--- Data Enclosed Below ---
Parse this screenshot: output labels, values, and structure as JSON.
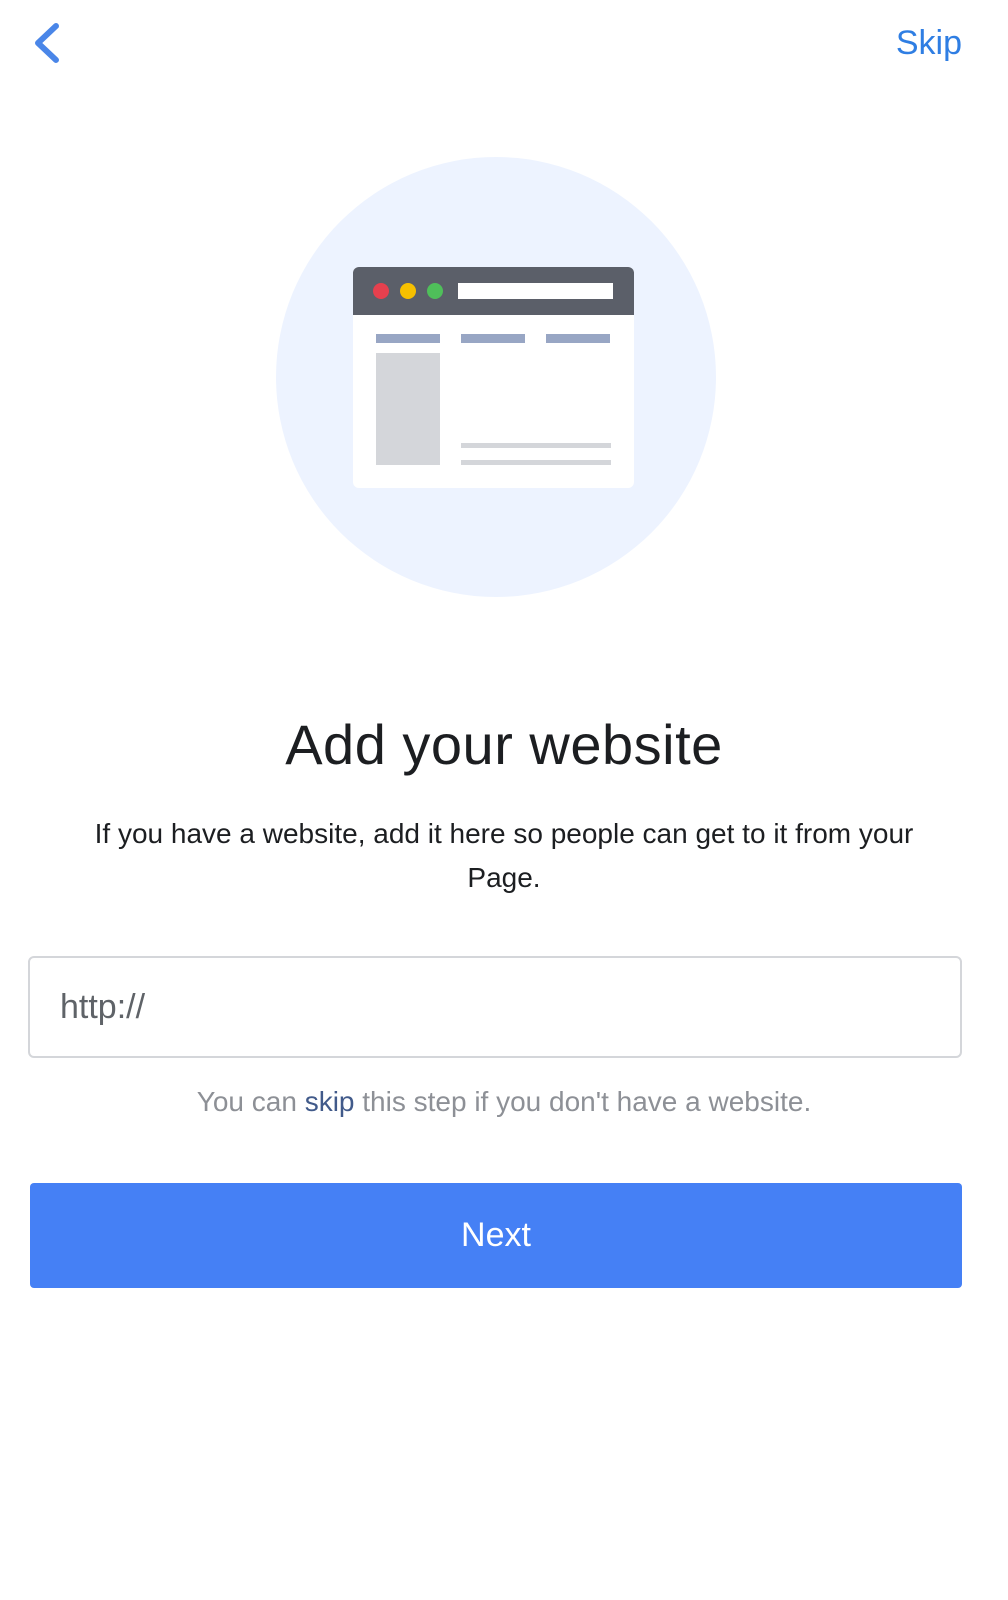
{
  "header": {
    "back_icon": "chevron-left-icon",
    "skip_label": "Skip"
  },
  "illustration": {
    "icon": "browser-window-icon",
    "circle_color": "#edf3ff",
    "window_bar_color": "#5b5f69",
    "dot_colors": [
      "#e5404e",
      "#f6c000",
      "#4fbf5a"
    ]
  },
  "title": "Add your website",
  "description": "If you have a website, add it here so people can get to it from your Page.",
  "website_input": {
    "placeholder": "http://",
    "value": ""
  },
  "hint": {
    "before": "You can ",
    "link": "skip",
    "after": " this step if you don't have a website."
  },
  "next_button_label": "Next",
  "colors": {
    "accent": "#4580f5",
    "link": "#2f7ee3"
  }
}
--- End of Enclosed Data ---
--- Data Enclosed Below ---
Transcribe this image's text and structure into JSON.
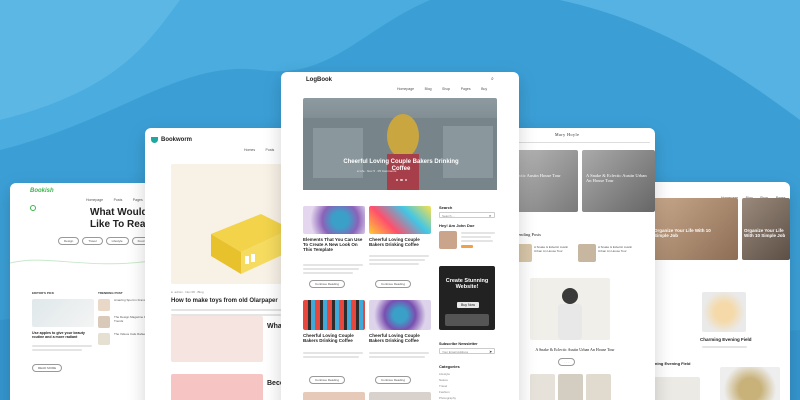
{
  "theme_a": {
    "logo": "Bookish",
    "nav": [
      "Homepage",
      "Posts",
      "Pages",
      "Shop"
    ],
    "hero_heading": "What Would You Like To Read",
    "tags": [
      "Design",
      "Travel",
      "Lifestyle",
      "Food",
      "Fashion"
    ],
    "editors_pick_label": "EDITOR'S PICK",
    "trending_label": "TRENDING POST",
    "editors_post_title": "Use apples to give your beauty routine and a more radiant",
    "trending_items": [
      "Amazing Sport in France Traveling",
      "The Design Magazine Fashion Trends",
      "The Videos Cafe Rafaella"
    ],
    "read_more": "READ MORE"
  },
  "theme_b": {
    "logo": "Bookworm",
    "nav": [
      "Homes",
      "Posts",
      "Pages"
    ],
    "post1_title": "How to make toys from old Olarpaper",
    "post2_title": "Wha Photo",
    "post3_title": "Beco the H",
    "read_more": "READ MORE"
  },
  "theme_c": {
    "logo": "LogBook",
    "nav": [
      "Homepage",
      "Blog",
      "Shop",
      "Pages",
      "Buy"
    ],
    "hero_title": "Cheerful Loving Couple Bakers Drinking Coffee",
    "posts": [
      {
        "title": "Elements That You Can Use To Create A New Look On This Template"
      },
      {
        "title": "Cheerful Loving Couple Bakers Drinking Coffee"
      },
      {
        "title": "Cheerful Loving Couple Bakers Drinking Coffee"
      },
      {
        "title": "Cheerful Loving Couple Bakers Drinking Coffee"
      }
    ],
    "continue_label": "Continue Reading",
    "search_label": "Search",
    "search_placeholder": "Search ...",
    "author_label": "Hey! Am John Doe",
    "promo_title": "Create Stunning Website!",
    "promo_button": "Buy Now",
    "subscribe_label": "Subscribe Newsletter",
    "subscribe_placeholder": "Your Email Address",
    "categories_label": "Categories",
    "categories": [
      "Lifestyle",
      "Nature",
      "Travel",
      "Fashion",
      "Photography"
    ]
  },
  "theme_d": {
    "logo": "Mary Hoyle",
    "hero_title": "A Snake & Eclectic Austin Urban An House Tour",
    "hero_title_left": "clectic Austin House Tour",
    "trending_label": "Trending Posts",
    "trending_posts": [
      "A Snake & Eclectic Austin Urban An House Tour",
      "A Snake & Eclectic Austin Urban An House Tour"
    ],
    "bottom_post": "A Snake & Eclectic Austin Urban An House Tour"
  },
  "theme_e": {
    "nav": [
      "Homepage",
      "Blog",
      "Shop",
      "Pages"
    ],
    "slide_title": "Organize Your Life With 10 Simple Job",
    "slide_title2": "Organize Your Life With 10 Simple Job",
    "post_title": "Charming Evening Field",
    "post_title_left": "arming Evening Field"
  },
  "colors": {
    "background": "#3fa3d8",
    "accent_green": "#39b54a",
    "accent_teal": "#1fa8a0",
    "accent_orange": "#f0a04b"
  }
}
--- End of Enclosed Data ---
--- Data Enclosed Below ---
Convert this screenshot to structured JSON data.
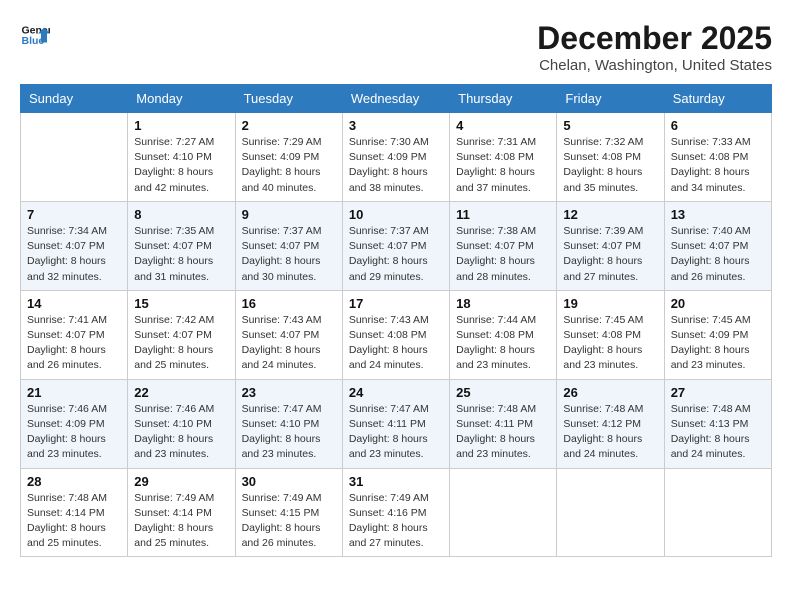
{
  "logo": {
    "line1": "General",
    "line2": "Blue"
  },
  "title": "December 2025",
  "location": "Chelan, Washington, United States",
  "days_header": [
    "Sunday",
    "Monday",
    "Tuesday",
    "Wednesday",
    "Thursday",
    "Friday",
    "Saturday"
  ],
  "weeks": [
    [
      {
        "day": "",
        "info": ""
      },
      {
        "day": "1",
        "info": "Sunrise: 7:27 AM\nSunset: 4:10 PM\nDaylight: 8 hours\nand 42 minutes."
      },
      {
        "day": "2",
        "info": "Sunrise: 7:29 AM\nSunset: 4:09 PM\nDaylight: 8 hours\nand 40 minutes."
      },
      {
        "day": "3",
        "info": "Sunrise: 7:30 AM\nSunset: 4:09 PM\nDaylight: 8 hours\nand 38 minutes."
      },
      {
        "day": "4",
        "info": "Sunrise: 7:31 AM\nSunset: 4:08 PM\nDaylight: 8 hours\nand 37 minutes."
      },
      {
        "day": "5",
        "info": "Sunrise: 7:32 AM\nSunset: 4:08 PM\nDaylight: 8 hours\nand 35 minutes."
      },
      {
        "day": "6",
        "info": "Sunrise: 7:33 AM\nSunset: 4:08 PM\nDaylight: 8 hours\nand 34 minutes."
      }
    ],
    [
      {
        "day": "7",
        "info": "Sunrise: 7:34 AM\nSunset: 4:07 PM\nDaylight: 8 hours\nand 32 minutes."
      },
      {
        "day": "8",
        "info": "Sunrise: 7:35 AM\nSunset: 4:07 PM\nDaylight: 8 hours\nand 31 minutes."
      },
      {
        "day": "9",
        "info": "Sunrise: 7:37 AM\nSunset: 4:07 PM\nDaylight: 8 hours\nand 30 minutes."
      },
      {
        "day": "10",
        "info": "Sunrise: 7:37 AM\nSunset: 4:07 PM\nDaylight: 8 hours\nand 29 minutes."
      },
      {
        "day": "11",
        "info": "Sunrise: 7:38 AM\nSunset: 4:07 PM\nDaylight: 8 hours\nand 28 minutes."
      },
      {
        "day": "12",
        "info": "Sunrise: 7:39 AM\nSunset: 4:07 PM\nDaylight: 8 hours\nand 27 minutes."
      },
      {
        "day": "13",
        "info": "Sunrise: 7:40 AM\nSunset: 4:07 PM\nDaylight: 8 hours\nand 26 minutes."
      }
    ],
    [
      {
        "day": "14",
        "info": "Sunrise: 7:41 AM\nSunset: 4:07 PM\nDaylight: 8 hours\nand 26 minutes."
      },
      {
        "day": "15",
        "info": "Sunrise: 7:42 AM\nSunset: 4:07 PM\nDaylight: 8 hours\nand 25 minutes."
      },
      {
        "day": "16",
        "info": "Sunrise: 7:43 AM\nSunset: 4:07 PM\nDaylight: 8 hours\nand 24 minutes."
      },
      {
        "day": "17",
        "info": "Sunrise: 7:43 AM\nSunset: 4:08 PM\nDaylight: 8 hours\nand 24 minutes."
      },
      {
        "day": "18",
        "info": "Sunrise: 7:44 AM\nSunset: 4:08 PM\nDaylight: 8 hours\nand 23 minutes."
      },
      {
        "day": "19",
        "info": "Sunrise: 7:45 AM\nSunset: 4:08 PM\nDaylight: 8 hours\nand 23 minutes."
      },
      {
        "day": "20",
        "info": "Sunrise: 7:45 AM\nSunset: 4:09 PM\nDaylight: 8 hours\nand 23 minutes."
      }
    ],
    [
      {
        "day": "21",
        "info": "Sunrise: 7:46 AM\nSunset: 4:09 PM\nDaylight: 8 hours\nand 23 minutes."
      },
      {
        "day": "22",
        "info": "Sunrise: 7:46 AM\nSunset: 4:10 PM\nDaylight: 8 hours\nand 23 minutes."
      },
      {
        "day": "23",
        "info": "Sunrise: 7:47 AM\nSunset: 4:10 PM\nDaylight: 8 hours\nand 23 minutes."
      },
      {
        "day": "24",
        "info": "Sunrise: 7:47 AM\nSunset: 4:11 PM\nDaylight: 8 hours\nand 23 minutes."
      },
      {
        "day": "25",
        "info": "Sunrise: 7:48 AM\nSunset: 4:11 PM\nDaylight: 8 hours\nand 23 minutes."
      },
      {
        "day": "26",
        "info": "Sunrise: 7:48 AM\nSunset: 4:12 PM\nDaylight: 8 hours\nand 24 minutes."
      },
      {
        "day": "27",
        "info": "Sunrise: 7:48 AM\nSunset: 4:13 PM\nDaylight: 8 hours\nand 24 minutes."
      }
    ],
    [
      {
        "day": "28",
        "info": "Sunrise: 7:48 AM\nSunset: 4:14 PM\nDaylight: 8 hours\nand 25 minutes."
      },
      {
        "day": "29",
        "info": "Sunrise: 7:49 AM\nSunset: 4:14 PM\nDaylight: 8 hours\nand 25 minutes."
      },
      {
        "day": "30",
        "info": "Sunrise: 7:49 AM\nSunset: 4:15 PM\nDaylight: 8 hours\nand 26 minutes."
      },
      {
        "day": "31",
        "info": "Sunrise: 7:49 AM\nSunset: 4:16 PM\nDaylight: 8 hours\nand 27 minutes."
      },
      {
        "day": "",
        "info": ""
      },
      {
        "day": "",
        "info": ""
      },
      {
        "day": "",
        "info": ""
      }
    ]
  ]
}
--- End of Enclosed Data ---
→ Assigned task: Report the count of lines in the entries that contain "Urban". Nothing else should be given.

→ Output of the exercise: 4